The National Wild and Scenic Rivers Act was an outgrowth of the recommendations of a Presidential commission, the
Outdoor Recreation Resources Review Commission (ORRRC). Among other things, the commission recommended that the nation protect wild rivers and scenic rivers from development that would substantially change their wild or scenic nature. The act was sponsored by Sen.
Frank Church (
Idaho) and signed into law by
Lyndon B. Johnson on October 2, 1968. A
river or river section may be designated by the
U.S. Congress or the
Secretary of the Interior.

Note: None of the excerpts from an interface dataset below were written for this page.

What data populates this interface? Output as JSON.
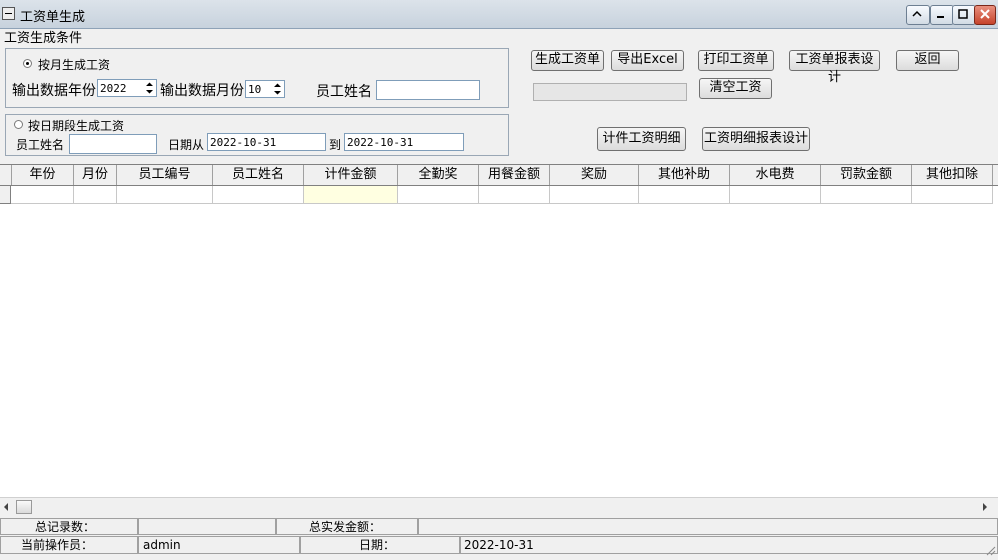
{
  "window": {
    "title": "工资单生成"
  },
  "conditions": {
    "group_label": "工资生成条件",
    "by_month": {
      "radio_label": "按月生成工资",
      "year_label": "输出数据年份",
      "year_value": "2022",
      "month_label": "输出数据月份",
      "month_value": "10",
      "employee_label": "员工姓名",
      "employee_value": ""
    },
    "by_date": {
      "radio_label": "按日期段生成工资",
      "employee_label": "员工姓名",
      "employee_value": "",
      "from_label": "日期从",
      "from_value": "2022-10-31",
      "to_label": "到",
      "to_value": "2022-10-31"
    }
  },
  "buttons": {
    "generate": "生成工资单",
    "export": "导出Excel",
    "print": "打印工资单",
    "design_report": "工资单报表设计",
    "back": "返回",
    "clear": "清空工资",
    "piece_detail": "计件工资明细",
    "detail_design": "工资明细报表设计"
  },
  "grid": {
    "columns": [
      "年份",
      "月份",
      "员工编号",
      "员工姓名",
      "计件金额",
      "全勤奖",
      "用餐金额",
      "奖励",
      "其他补助",
      "水电费",
      "罚款金额",
      "其他扣除"
    ]
  },
  "status": {
    "total_records_label": "总记录数：",
    "total_records_value": "",
    "total_paid_label": "总实发金额：",
    "total_paid_value": "",
    "operator_label": "当前操作员：",
    "operator_value": "admin",
    "date_label": "日期：",
    "date_value": "2022-10-31"
  },
  "colors": {
    "title_bg": "#c7d2dd",
    "highlight_cell": "#ffffe1",
    "close_btn": "#c6442c"
  }
}
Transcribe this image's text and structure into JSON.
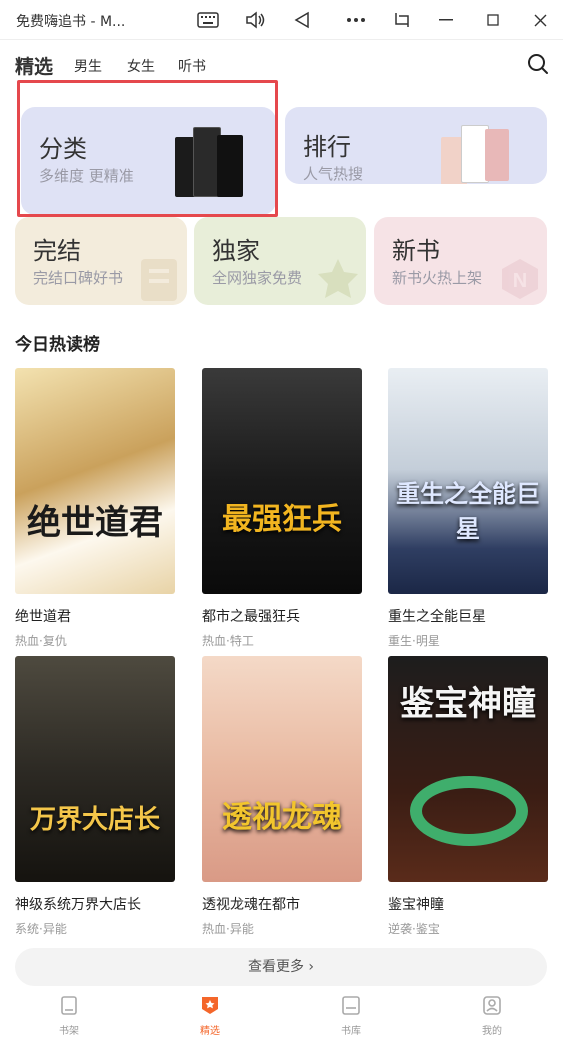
{
  "window": {
    "title": "免费嗨追书 - M..."
  },
  "topnav": {
    "tabs": [
      "精选",
      "男生",
      "女生",
      "听书"
    ]
  },
  "categories": {
    "fenlei": {
      "title": "分类",
      "sub": "多维度 更精准"
    },
    "paihang": {
      "title": "排行",
      "sub": "人气热搜"
    },
    "wanjie": {
      "title": "完结",
      "sub": "完结口碑好书"
    },
    "dujia": {
      "title": "独家",
      "sub": "全网独家免费"
    },
    "xinshu": {
      "title": "新书",
      "sub": "新书火热上架"
    }
  },
  "section": {
    "title": "今日热读榜"
  },
  "books": [
    {
      "name": "绝世道君",
      "tags": "热血·复仇",
      "cover_text": "绝世道君"
    },
    {
      "name": "都市之最强狂兵",
      "tags": "热血·特工",
      "cover_text": "最强狂兵"
    },
    {
      "name": "重生之全能巨星",
      "tags": "重生·明星",
      "cover_text": "重生之全能巨星"
    },
    {
      "name": "神级系统万界大店长",
      "tags": "系统·异能",
      "cover_text": "万界大店长"
    },
    {
      "name": "透视龙魂在都市",
      "tags": "热血·异能",
      "cover_text": "透视龙魂"
    },
    {
      "name": "鉴宝神瞳",
      "tags": "逆袭·鉴宝",
      "cover_text": "鉴宝神瞳"
    }
  ],
  "more_button": "查看更多",
  "bottom_nav": [
    {
      "label": "书架",
      "icon": "bookshelf-icon"
    },
    {
      "label": "精选",
      "icon": "featured-icon"
    },
    {
      "label": "书库",
      "icon": "library-icon"
    },
    {
      "label": "我的",
      "icon": "profile-icon"
    }
  ],
  "colors": {
    "accent": "#f4662a",
    "highlight": "#e5484d"
  }
}
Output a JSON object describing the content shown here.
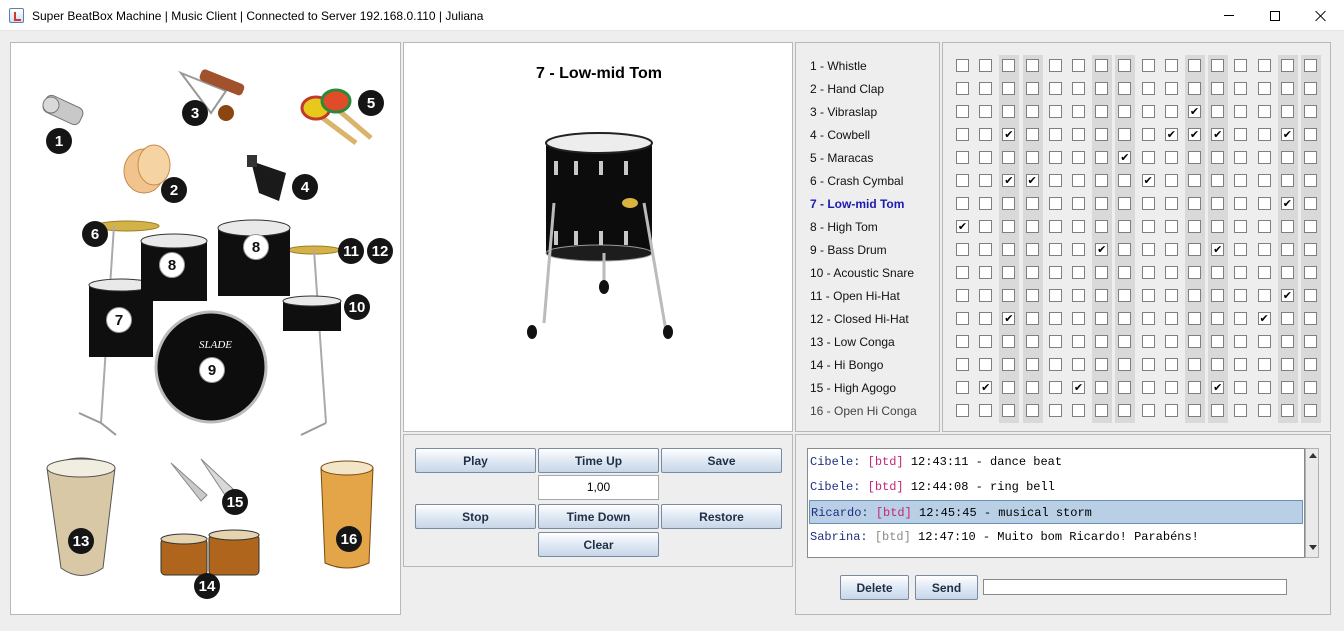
{
  "window": {
    "title": "Super BeatBox Machine | Music Client | Connected to Server 192.168.0.110 | Juliana"
  },
  "instruments_image": {
    "labels": [
      "1",
      "2",
      "3",
      "4",
      "5",
      "6",
      "7",
      "8",
      "8",
      "9",
      "10",
      "11",
      "12",
      "13",
      "14",
      "15",
      "16"
    ],
    "brand": "SLADE"
  },
  "preview": {
    "title": "7 - Low-mid Tom"
  },
  "controls": {
    "play": "Play",
    "time_up": "Time Up",
    "save": "Save",
    "tempo": "1,00",
    "stop": "Stop",
    "time_down": "Time Down",
    "restore": "Restore",
    "clear": "Clear"
  },
  "instruments": [
    "1 - Whistle",
    "2 - Hand Clap",
    "3 - Vibraslap",
    "4 - Cowbell",
    "5 - Maracas",
    "6 - Crash Cymbal",
    "7 - Low-mid Tom",
    "8 - High Tom",
    "9 - Bass Drum",
    "10 - Acoustic Snare",
    "11 - Open Hi-Hat",
    "12 - Closed Hi-Hat",
    "13 - Low Conga",
    "14 - Hi Bongo",
    "15 - High Agogo",
    "16 - Open Hi Conga"
  ],
  "selected_instrument_index": 6,
  "pattern": [
    [
      0,
      0,
      0,
      0,
      0,
      0,
      0,
      0,
      0,
      0,
      0,
      0,
      0,
      0,
      0,
      0
    ],
    [
      0,
      0,
      0,
      0,
      0,
      0,
      0,
      0,
      0,
      0,
      0,
      0,
      0,
      0,
      0,
      0
    ],
    [
      0,
      0,
      0,
      0,
      0,
      0,
      0,
      0,
      0,
      0,
      1,
      0,
      0,
      0,
      0,
      0
    ],
    [
      0,
      0,
      1,
      0,
      0,
      0,
      0,
      0,
      0,
      1,
      1,
      1,
      0,
      0,
      1,
      0
    ],
    [
      0,
      0,
      0,
      0,
      0,
      0,
      0,
      1,
      0,
      0,
      0,
      0,
      0,
      0,
      0,
      0
    ],
    [
      0,
      0,
      1,
      1,
      0,
      0,
      0,
      0,
      1,
      0,
      0,
      0,
      0,
      0,
      0,
      0
    ],
    [
      0,
      0,
      0,
      0,
      0,
      0,
      0,
      0,
      0,
      0,
      0,
      0,
      0,
      0,
      1,
      0
    ],
    [
      1,
      0,
      0,
      0,
      0,
      0,
      0,
      0,
      0,
      0,
      0,
      0,
      0,
      0,
      0,
      0
    ],
    [
      0,
      0,
      0,
      0,
      0,
      0,
      1,
      0,
      0,
      0,
      0,
      1,
      0,
      0,
      0,
      0
    ],
    [
      0,
      0,
      0,
      0,
      0,
      0,
      0,
      0,
      0,
      0,
      0,
      0,
      0,
      0,
      0,
      0
    ],
    [
      0,
      0,
      0,
      0,
      0,
      0,
      0,
      0,
      0,
      0,
      0,
      0,
      0,
      0,
      1,
      0
    ],
    [
      0,
      0,
      1,
      0,
      0,
      0,
      0,
      0,
      0,
      0,
      0,
      0,
      0,
      1,
      0,
      0
    ],
    [
      0,
      0,
      0,
      0,
      0,
      0,
      0,
      0,
      0,
      0,
      0,
      0,
      0,
      0,
      0,
      0
    ],
    [
      0,
      0,
      0,
      0,
      0,
      0,
      0,
      0,
      0,
      0,
      0,
      0,
      0,
      0,
      0,
      0
    ],
    [
      0,
      1,
      0,
      0,
      0,
      1,
      0,
      0,
      0,
      0,
      0,
      1,
      0,
      0,
      0,
      0
    ],
    [
      0,
      0,
      0,
      0,
      0,
      0,
      0,
      0,
      0,
      0,
      0,
      0,
      0,
      0,
      0,
      0
    ]
  ],
  "chat": {
    "messages": [
      {
        "user": "Cibele:",
        "tag": "[btd]",
        "time": "12:43:11",
        "text": "- dance beat",
        "tag_color": "pink",
        "selected": false
      },
      {
        "user": "Cibele:",
        "tag": "[btd]",
        "time": "12:44:08",
        "text": "- ring bell",
        "tag_color": "pink",
        "selected": false
      },
      {
        "user": "Ricardo:",
        "tag": "[btd]",
        "time": "12:45:45",
        "text": "- musical storm",
        "tag_color": "pink",
        "selected": true
      },
      {
        "user": "Sabrina:",
        "tag": "[btd]",
        "time": "12:47:10",
        "text": "- Muito bom Ricardo! Parabéns!",
        "tag_color": "gray",
        "selected": false
      }
    ],
    "delete": "Delete",
    "send": "Send",
    "input_value": ""
  }
}
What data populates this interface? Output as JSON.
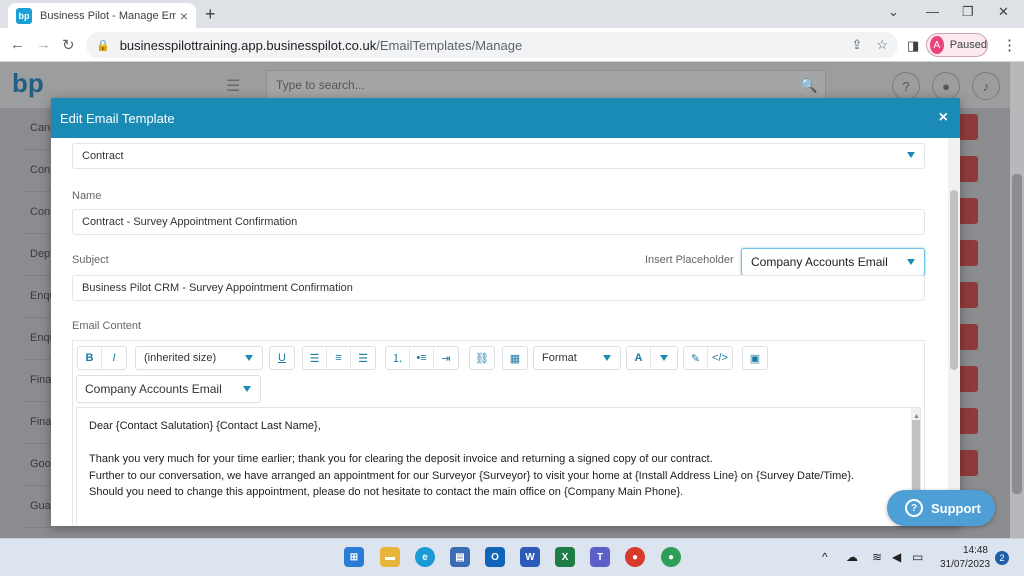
{
  "browser": {
    "tab_title": "Business Pilot - Manage Email Te",
    "tab_favicon": "bp",
    "url_host": "businesspilottraining.app.businesspilot.co.uk",
    "url_path": "/EmailTemplates/Manage",
    "profile_initial": "A",
    "profile_status": "Paused"
  },
  "app": {
    "logo": "bp",
    "search_placeholder": "Type to search...",
    "sidebar_items": [
      "Canc",
      "Con",
      "Con Con",
      "Dep App",
      "Enqu",
      "Enqu (Evo",
      "Fina",
      "Fina",
      "Goo",
      "Gua"
    ]
  },
  "modal": {
    "title": "Edit Email Template",
    "category_value": "Contract",
    "name_label": "Name",
    "name_value": "Contract - Survey Appointment Confirmation",
    "subject_label": "Subject",
    "placeholder_label": "Insert Placeholder",
    "placeholder_value": "Company Accounts Email",
    "subject_value": "Business Pilot CRM - Survey Appointment Confirmation",
    "content_label": "Email Content",
    "toolbar": {
      "bold": "B",
      "italic": "I",
      "font_size": "(inherited size)",
      "underline": "U",
      "format": "Format",
      "font_color": "A",
      "placeholder_value": "Company Accounts Email"
    },
    "content_lines": [
      "Dear {Contact Salutation} {Contact Last Name},",
      "",
      "Thank you very much for your time earlier; thank you for clearing the deposit invoice and returning a signed copy of our contract.",
      "Further to our conversation, we have arranged an appointment for our Surveyor {Surveyor} to visit your home at {Install Address Line} on {Survey Date/Time}.",
      "Should you need to change this appointment, please do not hesitate to contact the main office on {Company Main Phone}."
    ]
  },
  "support": {
    "label": "Support"
  },
  "taskbar": {
    "time": "14:48",
    "date": "31/07/2023",
    "notifications": "2"
  },
  "colors": {
    "header": "#1a8bb5",
    "support": "#4d9fd6",
    "accent": "#1a7aa3"
  }
}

In 1968, as part of the original act, eight rivers were designated as National Wild and Scenic Rivers (
 As of July 2011 , 203 rivers, totaling 12,598 miles of river in 38 states and Puerto Rico, have wild and scenic status.
 By comparison, more than 75,000 large dams across the country have modified at least 600,000 miles, or about 17%, of American rivers.
Selected rivers in the United States are preserved for possessing outstandingly remarkable scenic, recreational, geologic, fish and wildlife, historic, cultural, or other similar values. Rivers, or sections of rivers, so designated are preserved in their free-flowing condition and are not dammed or otherwise impeded. National wild and scenic designation essentially vetoes the licensing of new hydropower projects on or directly affecting the river. It also provides very strong protection against bank and channel alterations that adversely affect river values, protects riverfront public lands from oil, gas and mineral development, and creates a federal reserved water right to protect flow-dependent values.